*Corresponding author

Under the traditional justice system, theft is an offence against a state. Once the offender is found guilty by the court, he will be punished accordingly. In Malaysia, the Penal Code provides punishment for an offence of theft is imprisoned with a term not more than seven years, or fine or imprisonment. The aim is to punish the offender for the offence that he had committed, while the victim has no place in the process. However, restorative justice sees a crime is against an individual which allows the offender to be direct accountability against the victim. In other words, instead of punishing the offender for an offence done, the offender has to repair the harm suffered by the victim such as by paying compensation or in case of theft restore the stolen property to the victim. Islamic law has implemented restorative justice long time ago to allow certain criminal cases to be resolved between the parties, provided that the case has not been reached to the authority. Restorative justice has been recognized internationally by the United Nation, which encourages criminal cases which are minor in nature, such as theft, vandalism, and hurt to be resolved through the restorative justice process. As such, many countries have implemented restorative justice, such as the United Kingdom, the United States, Australia and New Zealand. Restorative justice can be considered as an alternative to the traditional justice system which allows the offender and the victim resolve criminal offence with the assistance of a neutral third party out of court. For instance, in the offence of theft, instead of punishing the offender, the case can be resolved if the offender agrees to seek forgiveness and returns the stolen item or pays compensation to the victim, and the victim agrees to reintegrate the accused into the society. Thus, this research aims to examine the law of Malaysia that governs the offence and the punishment of theft. This research also analyses how restorative justice is implemented under the United Nation and Islamic law. It is suggested that the Malaysian law that governs the offence of theft to be improvised so that the parties may opt to resolve criminal cases through restorative justice.

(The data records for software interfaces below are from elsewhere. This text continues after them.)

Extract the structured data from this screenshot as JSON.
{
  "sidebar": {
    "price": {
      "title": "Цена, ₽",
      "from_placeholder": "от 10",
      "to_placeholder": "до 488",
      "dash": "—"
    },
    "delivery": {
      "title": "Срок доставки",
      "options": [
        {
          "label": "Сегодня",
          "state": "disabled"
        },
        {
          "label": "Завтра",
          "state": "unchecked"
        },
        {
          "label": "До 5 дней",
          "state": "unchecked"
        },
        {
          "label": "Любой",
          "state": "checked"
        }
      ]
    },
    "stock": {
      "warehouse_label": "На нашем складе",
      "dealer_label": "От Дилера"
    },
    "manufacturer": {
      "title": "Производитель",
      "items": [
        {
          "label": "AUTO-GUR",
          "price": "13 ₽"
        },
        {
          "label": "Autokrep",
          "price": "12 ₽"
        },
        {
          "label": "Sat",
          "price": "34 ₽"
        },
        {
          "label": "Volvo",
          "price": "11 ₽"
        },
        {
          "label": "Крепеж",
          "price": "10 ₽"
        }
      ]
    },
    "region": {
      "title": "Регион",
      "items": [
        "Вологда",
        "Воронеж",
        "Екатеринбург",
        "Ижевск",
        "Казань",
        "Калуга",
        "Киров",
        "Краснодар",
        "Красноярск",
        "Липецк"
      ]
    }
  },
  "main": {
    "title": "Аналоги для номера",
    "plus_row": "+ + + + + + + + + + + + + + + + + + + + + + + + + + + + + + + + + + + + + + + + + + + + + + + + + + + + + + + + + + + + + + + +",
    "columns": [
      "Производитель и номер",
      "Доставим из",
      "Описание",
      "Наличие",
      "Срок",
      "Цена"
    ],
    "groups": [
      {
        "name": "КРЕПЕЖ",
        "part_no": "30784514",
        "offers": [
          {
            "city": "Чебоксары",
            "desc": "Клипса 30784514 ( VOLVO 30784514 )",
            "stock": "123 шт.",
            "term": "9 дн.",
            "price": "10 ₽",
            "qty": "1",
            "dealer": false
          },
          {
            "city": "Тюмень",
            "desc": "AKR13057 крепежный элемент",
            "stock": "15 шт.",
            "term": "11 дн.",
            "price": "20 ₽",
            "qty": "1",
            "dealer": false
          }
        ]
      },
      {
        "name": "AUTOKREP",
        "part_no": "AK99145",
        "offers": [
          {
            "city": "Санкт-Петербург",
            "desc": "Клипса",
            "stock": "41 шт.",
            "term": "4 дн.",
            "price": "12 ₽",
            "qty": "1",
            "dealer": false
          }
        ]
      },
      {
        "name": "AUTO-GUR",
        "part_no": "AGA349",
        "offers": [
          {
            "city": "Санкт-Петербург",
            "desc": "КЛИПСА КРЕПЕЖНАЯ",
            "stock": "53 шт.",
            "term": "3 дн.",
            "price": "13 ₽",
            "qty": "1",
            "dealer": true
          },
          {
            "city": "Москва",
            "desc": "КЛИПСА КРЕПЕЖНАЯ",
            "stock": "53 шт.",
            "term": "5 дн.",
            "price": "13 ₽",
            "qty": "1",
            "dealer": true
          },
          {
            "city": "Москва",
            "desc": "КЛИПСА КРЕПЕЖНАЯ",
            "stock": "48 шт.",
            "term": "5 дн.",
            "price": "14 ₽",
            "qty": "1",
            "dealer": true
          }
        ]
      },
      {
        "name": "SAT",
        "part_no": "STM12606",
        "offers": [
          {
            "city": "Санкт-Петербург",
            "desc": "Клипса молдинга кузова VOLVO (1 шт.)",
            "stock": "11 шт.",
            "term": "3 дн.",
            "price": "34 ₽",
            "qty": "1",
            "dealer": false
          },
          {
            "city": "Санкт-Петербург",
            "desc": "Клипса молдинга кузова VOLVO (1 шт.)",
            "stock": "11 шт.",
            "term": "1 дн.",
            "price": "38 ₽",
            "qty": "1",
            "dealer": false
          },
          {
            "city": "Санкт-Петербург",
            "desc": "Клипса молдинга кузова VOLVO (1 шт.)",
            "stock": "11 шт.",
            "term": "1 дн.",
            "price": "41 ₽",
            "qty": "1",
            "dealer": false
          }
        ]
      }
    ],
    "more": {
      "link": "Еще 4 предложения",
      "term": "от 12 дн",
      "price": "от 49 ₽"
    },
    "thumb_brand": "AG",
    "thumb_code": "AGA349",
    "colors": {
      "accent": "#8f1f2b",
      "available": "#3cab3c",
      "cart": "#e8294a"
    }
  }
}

Keywords: theft, restorative justice, punishment



CITATION: Abstracts & Proceedings of INTCESS 2017 - 4th International Conference on Education and Social Sciences, 6-8 February 2017- Istanbul, Turkey

ISBN: 978-605-64453-9-2